Exercise description: Each line of the data holding "start" should be found and copied.

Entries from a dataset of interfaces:
+++

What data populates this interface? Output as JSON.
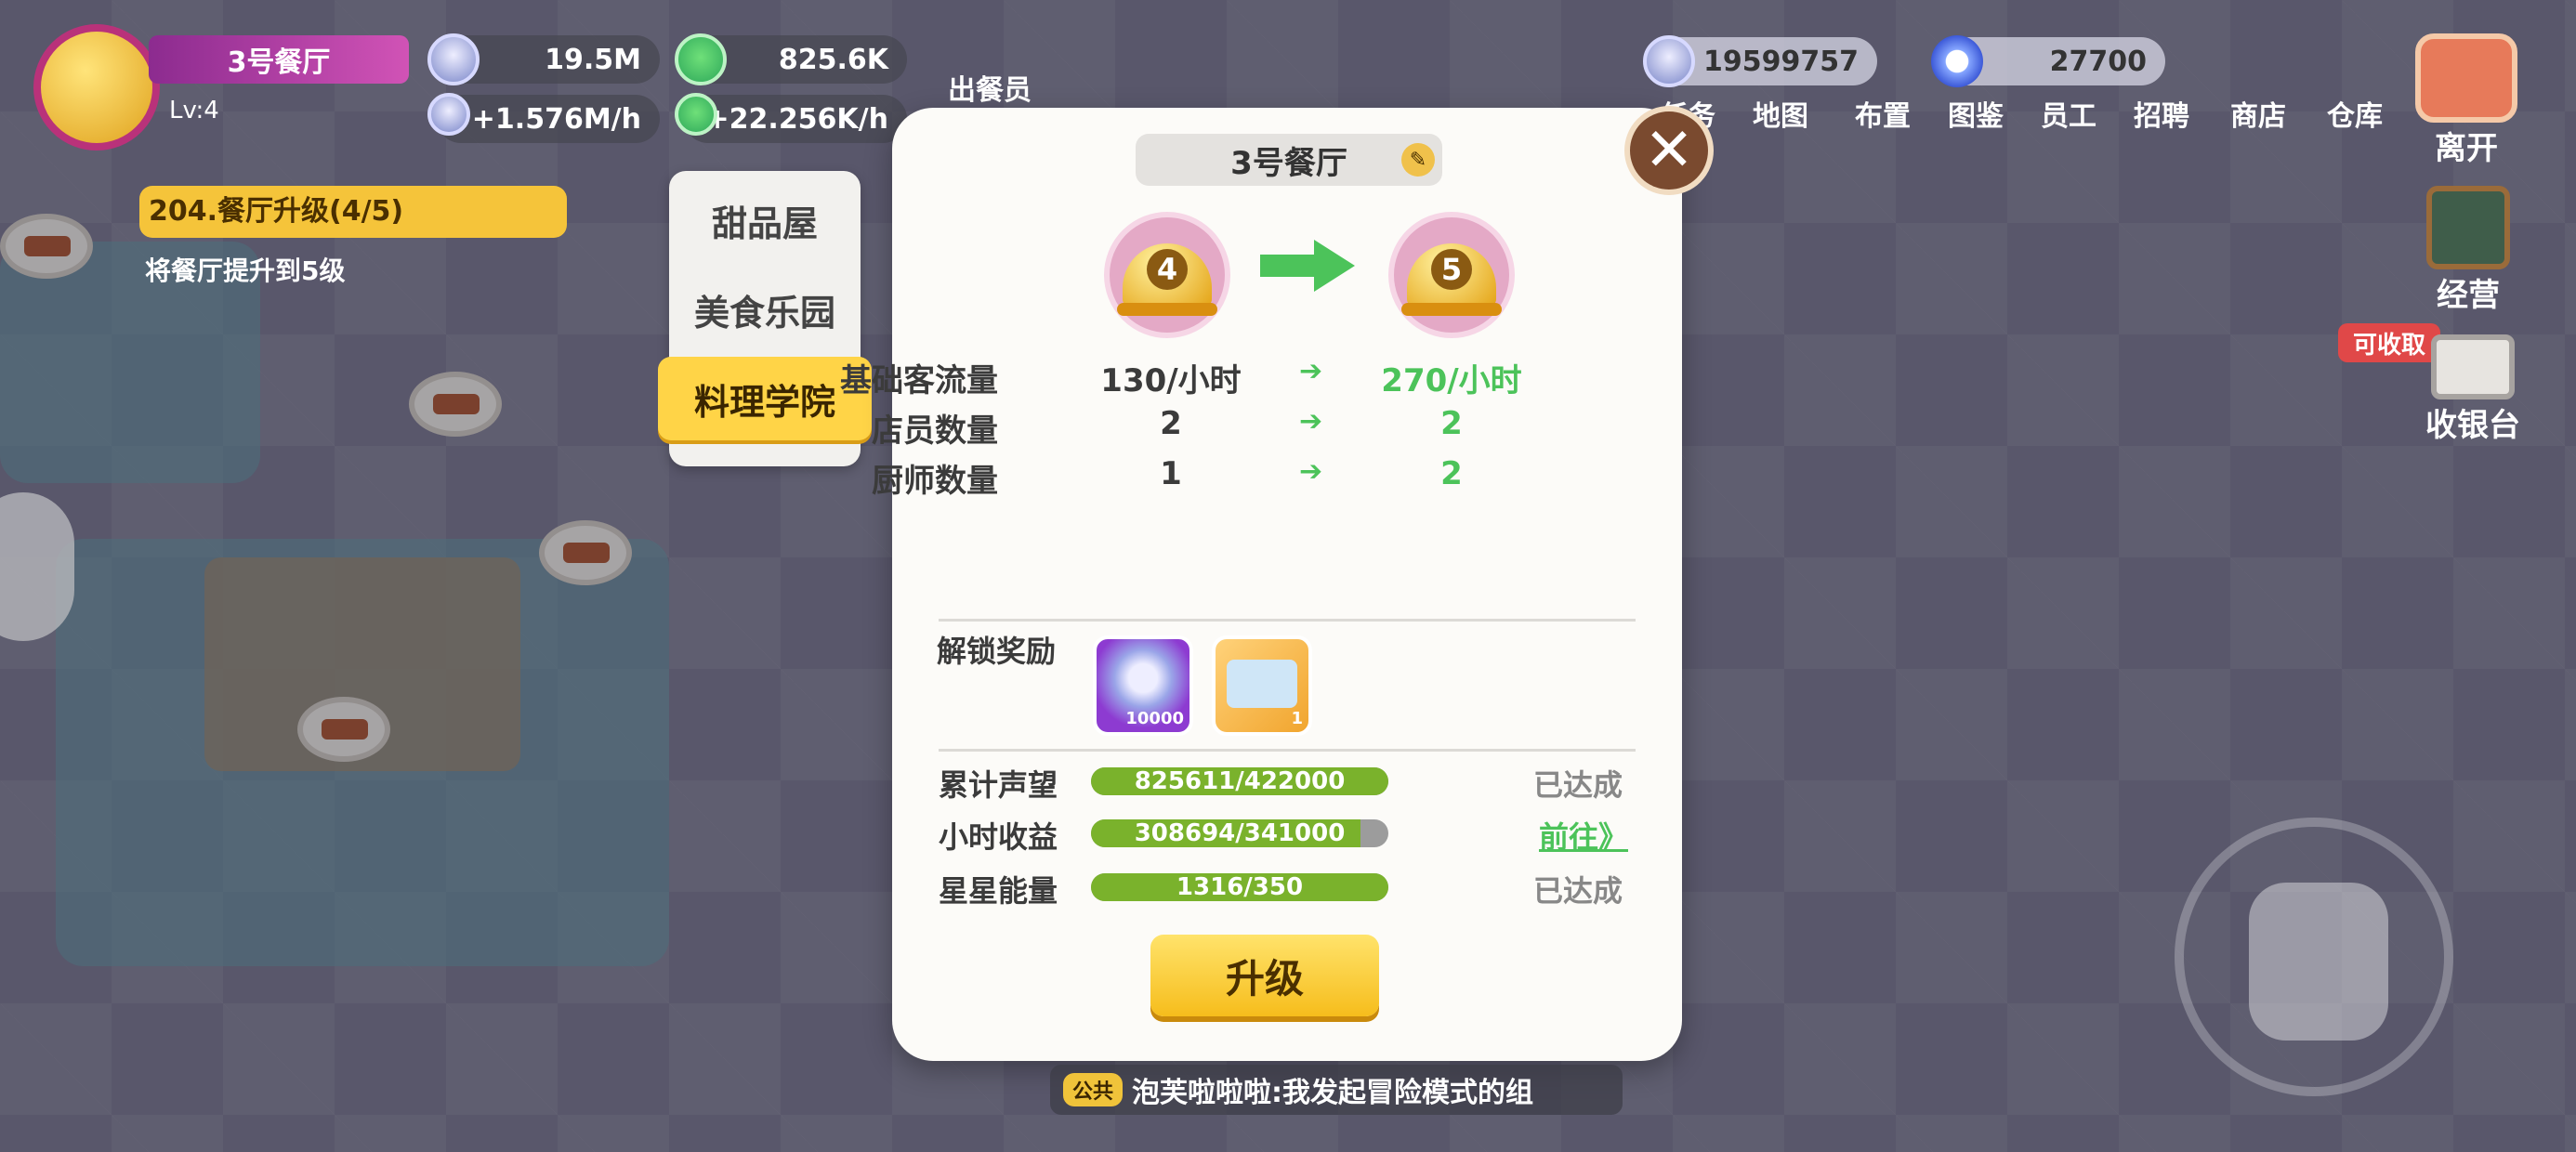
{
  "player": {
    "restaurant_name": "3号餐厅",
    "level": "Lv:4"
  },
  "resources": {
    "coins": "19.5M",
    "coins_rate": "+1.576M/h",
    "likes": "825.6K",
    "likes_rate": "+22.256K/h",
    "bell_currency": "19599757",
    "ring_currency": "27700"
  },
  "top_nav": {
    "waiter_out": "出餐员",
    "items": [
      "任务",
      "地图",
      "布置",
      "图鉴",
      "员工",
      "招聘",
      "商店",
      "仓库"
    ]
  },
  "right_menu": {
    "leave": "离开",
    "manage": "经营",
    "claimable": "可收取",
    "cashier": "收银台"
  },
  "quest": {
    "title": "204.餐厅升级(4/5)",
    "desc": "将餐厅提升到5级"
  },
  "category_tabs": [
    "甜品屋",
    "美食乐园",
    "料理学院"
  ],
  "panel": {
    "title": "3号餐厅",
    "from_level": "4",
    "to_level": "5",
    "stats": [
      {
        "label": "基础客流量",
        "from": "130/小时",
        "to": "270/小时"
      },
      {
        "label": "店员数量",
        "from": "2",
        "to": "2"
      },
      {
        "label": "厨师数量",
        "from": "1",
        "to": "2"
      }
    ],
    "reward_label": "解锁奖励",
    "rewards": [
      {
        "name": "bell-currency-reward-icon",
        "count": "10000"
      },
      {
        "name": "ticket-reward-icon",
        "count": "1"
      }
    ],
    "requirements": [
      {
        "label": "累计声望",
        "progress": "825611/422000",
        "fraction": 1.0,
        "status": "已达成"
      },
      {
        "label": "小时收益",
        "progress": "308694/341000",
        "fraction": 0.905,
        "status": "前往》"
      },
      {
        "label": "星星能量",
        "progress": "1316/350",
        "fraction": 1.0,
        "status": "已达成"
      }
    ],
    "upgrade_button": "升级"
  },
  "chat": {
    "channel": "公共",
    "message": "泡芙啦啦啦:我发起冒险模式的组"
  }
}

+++

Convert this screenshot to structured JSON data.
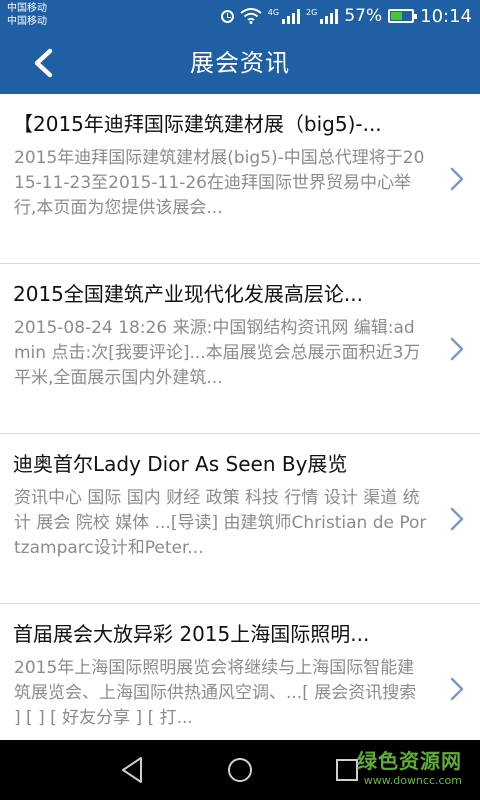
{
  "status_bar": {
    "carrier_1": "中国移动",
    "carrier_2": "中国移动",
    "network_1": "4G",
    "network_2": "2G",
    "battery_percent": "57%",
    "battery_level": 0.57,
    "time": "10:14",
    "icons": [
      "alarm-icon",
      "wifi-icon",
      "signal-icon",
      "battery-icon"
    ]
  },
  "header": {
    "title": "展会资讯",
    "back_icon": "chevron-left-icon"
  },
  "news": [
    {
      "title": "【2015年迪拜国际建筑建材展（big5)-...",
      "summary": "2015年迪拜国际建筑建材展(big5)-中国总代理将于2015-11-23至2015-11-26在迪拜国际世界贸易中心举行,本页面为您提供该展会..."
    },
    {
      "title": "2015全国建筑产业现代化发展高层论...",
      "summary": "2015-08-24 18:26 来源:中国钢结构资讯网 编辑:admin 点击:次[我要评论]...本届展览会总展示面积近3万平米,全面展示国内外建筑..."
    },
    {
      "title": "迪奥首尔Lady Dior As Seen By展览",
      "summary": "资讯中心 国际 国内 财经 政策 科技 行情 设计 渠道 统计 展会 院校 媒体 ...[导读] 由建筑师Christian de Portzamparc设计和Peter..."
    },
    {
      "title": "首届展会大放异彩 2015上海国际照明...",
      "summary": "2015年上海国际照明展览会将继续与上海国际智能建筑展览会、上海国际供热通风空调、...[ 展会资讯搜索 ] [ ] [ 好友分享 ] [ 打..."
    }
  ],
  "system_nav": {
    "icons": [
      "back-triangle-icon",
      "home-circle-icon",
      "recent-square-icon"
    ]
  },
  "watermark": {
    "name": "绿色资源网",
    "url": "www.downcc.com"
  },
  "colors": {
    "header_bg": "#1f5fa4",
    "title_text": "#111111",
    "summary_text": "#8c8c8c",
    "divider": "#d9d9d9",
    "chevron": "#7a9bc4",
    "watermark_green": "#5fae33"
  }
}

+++

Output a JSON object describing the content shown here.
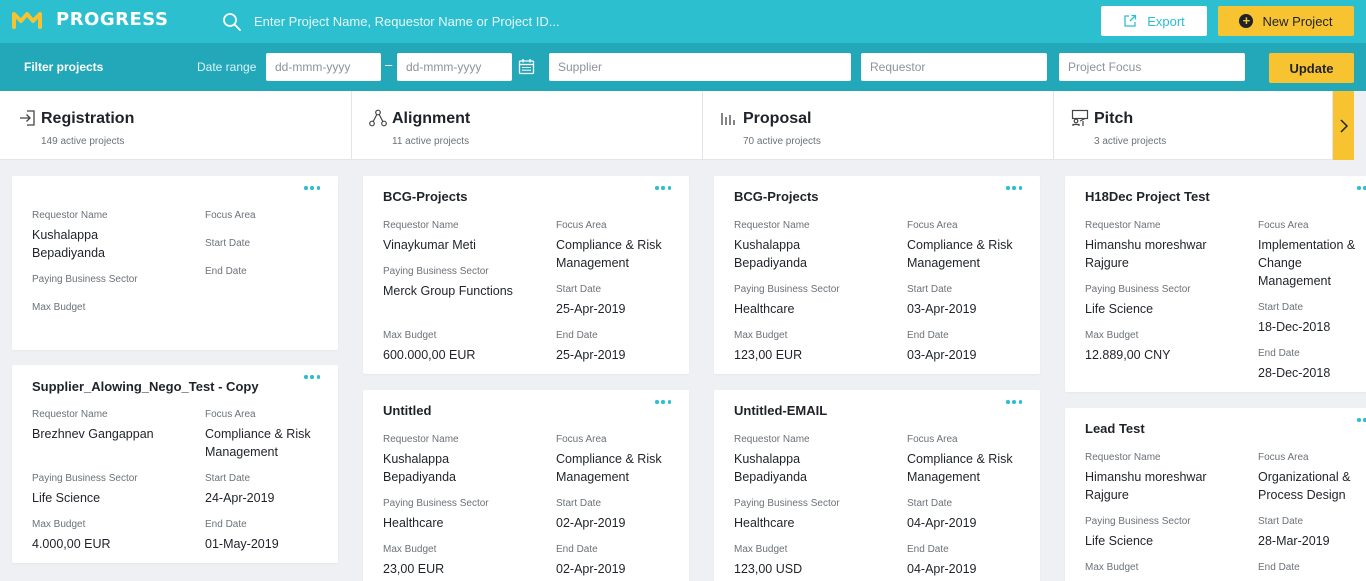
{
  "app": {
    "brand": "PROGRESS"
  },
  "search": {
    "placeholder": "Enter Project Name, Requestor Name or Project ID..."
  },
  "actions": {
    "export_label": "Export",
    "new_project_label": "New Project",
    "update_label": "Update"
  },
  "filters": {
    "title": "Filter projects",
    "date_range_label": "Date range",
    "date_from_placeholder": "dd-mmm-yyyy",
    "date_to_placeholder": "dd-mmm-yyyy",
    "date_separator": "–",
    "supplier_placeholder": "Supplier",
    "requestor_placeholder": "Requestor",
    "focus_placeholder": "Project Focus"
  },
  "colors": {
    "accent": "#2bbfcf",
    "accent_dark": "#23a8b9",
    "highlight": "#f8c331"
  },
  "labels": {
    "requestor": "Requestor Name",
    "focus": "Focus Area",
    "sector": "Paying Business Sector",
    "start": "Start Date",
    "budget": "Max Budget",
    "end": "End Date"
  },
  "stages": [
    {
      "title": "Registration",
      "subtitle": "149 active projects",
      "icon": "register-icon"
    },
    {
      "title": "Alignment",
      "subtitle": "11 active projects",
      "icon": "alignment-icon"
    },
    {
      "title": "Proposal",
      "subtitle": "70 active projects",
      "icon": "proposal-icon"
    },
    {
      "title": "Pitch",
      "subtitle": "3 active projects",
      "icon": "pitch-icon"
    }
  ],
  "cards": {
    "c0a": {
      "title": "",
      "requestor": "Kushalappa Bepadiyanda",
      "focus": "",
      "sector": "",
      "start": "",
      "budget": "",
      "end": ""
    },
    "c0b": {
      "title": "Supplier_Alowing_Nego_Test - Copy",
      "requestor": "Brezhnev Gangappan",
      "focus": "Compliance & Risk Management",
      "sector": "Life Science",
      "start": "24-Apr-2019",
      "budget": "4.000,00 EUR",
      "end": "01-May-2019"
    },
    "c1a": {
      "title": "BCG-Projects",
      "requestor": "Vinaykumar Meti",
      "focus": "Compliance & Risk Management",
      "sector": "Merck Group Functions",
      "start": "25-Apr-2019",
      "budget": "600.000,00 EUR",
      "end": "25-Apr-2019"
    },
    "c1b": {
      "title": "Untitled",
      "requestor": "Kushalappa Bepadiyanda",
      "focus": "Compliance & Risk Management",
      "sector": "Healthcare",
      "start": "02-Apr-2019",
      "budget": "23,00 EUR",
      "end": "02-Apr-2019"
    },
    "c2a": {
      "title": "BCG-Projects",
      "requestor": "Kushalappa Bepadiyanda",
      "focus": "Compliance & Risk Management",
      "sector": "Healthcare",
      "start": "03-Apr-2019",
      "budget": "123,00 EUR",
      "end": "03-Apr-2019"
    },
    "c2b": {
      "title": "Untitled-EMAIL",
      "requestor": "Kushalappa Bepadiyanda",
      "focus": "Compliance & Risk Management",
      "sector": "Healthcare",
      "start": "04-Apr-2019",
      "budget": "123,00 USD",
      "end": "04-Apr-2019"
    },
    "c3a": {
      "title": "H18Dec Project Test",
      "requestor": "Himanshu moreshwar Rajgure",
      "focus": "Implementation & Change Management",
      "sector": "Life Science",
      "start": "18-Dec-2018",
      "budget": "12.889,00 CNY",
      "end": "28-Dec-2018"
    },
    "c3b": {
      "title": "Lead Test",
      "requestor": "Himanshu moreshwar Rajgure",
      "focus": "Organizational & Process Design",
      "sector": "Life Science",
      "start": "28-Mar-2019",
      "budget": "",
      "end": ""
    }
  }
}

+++

Final answer:
    "start": "Start Date",
      "start": "",
      "start": "24-Apr-2019",
      "start": "25-Apr-2019",
      "start": "02-Apr-2019",
      "start": "03-Apr-2019",
      "start": "04-Apr-2019",
      "start": "18-Dec-2018",
      "start": "28-Mar-2019",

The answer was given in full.